» Problem requirements
Exclude the pictures and retype the entries as written.
BEGIN Material provided
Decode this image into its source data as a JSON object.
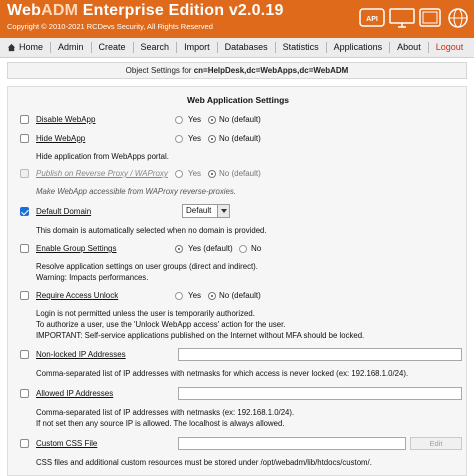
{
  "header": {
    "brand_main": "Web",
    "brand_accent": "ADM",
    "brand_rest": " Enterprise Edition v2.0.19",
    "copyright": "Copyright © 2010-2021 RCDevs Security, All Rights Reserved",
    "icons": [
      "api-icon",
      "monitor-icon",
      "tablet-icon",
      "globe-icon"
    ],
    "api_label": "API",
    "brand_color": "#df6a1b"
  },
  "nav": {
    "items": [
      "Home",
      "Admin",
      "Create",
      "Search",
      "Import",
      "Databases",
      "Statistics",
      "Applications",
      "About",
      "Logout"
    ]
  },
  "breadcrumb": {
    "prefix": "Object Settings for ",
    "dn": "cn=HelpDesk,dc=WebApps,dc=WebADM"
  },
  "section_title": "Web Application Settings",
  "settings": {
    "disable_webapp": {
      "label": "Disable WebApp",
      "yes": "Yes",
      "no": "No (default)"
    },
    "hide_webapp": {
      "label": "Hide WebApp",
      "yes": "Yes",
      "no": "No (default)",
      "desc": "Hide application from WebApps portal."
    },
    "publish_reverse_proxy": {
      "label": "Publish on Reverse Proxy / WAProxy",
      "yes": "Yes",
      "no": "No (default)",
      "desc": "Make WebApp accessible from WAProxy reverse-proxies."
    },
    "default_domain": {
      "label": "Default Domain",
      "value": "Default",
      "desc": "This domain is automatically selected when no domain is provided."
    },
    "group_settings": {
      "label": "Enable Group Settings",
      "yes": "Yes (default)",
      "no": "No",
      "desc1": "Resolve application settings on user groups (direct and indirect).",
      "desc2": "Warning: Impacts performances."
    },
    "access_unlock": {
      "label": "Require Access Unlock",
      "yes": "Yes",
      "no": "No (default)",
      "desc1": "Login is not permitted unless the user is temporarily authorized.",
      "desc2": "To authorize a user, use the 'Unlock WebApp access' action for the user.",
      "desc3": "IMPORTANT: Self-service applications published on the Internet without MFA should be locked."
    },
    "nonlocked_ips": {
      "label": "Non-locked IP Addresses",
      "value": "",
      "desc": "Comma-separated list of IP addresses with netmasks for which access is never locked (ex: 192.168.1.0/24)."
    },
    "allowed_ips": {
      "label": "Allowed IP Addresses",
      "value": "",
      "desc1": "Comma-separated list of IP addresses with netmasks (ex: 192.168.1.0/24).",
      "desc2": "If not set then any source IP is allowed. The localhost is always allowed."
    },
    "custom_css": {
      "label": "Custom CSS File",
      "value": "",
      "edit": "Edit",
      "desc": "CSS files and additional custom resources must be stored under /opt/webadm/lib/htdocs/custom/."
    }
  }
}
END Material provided
» Solution
Decode this image into its source data as a JSON object.
{
  "header": {
    "brand_main": "Web",
    "brand_accent": "ADM",
    "brand_rest": " Enterprise Edition v2.0.19",
    "copyright": "Copyright © 2010-2021 RCDevs Security, All Rights Reserved",
    "icons": [
      "api-icon",
      "monitor-icon",
      "tablet-icon",
      "globe-icon"
    ],
    "api_label": "API",
    "brand_color": "#df6a1b"
  },
  "nav": {
    "items": [
      "Home",
      "Admin",
      "Create",
      "Search",
      "Import",
      "Databases",
      "Statistics",
      "Applications",
      "About",
      "Logout"
    ]
  },
  "breadcrumb": {
    "prefix": "Object Settings for ",
    "dn": "cn=HelpDesk,dc=WebApps,dc=WebADM"
  },
  "section_title": "Web Application Settings",
  "settings": {
    "disable_webapp": {
      "label": "Disable WebApp",
      "yes": "Yes",
      "no": "No (default)"
    },
    "hide_webapp": {
      "label": "Hide WebApp",
      "yes": "Yes",
      "no": "No (default)",
      "desc": "Hide application from WebApps portal."
    },
    "publish_reverse_proxy": {
      "label": "Publish on Reverse Proxy / WAProxy",
      "yes": "Yes",
      "no": "No (default)",
      "desc": "Make WebApp accessible from WAProxy reverse-proxies."
    },
    "default_domain": {
      "label": "Default Domain",
      "value": "Default",
      "desc": "This domain is automatically selected when no domain is provided."
    },
    "group_settings": {
      "label": "Enable Group Settings",
      "yes": "Yes (default)",
      "no": "No",
      "desc1": "Resolve application settings on user groups (direct and indirect).",
      "desc2": "Warning: Impacts performances."
    },
    "access_unlock": {
      "label": "Require Access Unlock",
      "yes": "Yes",
      "no": "No (default)",
      "desc1": "Login is not permitted unless the user is temporarily authorized.",
      "desc2": "To authorize a user, use the 'Unlock WebApp access' action for the user.",
      "desc3": "IMPORTANT: Self-service applications published on the Internet without MFA should be locked."
    },
    "nonlocked_ips": {
      "label": "Non-locked IP Addresses",
      "value": "",
      "desc": "Comma-separated list of IP addresses with netmasks for which access is never locked (ex: 192.168.1.0/24)."
    },
    "allowed_ips": {
      "label": "Allowed IP Addresses",
      "value": "",
      "desc1": "Comma-separated list of IP addresses with netmasks (ex: 192.168.1.0/24).",
      "desc2": "If not set then any source IP is allowed. The localhost is always allowed."
    },
    "custom_css": {
      "label": "Custom CSS File",
      "value": "",
      "edit": "Edit",
      "desc": "CSS files and additional custom resources must be stored under /opt/webadm/lib/htdocs/custom/."
    }
  }
}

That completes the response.